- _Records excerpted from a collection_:
⟨
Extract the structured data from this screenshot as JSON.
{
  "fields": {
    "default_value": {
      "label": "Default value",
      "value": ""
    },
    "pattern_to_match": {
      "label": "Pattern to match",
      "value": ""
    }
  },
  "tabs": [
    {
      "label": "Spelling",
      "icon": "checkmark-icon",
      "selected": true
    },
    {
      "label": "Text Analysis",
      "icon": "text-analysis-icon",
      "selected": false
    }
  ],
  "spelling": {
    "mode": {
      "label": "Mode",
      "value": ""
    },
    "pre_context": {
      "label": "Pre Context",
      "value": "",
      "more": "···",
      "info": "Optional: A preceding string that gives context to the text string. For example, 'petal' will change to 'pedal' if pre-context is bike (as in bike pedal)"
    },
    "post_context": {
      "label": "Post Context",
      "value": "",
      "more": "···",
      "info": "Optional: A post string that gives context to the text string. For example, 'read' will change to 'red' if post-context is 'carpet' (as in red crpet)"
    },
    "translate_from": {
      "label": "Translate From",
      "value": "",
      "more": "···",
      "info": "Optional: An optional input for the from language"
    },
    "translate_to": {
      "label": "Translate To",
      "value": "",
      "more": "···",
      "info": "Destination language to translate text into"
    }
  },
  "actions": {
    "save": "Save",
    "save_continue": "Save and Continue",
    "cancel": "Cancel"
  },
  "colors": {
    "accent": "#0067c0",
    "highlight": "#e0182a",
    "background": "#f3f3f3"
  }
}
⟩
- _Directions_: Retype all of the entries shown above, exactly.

- _Reply to the exercise_:
Extract the structured data from this screenshot as JSON.
{
  "fields": {
    "default_value": {
      "label": "Default value",
      "value": ""
    },
    "pattern_to_match": {
      "label": "Pattern to match",
      "value": ""
    }
  },
  "tabs": [
    {
      "label": "Spelling",
      "icon": "checkmark-icon",
      "selected": true
    },
    {
      "label": "Text Analysis",
      "icon": "text-analysis-icon",
      "selected": false
    }
  ],
  "spelling": {
    "mode": {
      "label": "Mode",
      "value": ""
    },
    "pre_context": {
      "label": "Pre Context",
      "value": "",
      "more": "···",
      "info": "Optional: A preceding string that gives context to the text string. For example, 'petal' will change to 'pedal' if pre-context is bike (as in bike pedal)"
    },
    "post_context": {
      "label": "Post Context",
      "value": "",
      "more": "···",
      "info": "Optional: A post string that gives context to the text string. For example, 'read' will change to 'red' if post-context is 'carpet' (as in red crpet)"
    },
    "translate_from": {
      "label": "Translate From",
      "value": "",
      "more": "···",
      "info": "Optional: An optional input for the from language"
    },
    "translate_to": {
      "label": "Translate To",
      "value": "",
      "more": "···",
      "info": "Destination language to translate text into"
    }
  },
  "actions": {
    "save": "Save",
    "save_continue": "Save and Continue",
    "cancel": "Cancel"
  },
  "colors": {
    "accent": "#0067c0",
    "highlight": "#e0182a",
    "background": "#f3f3f3"
  }
}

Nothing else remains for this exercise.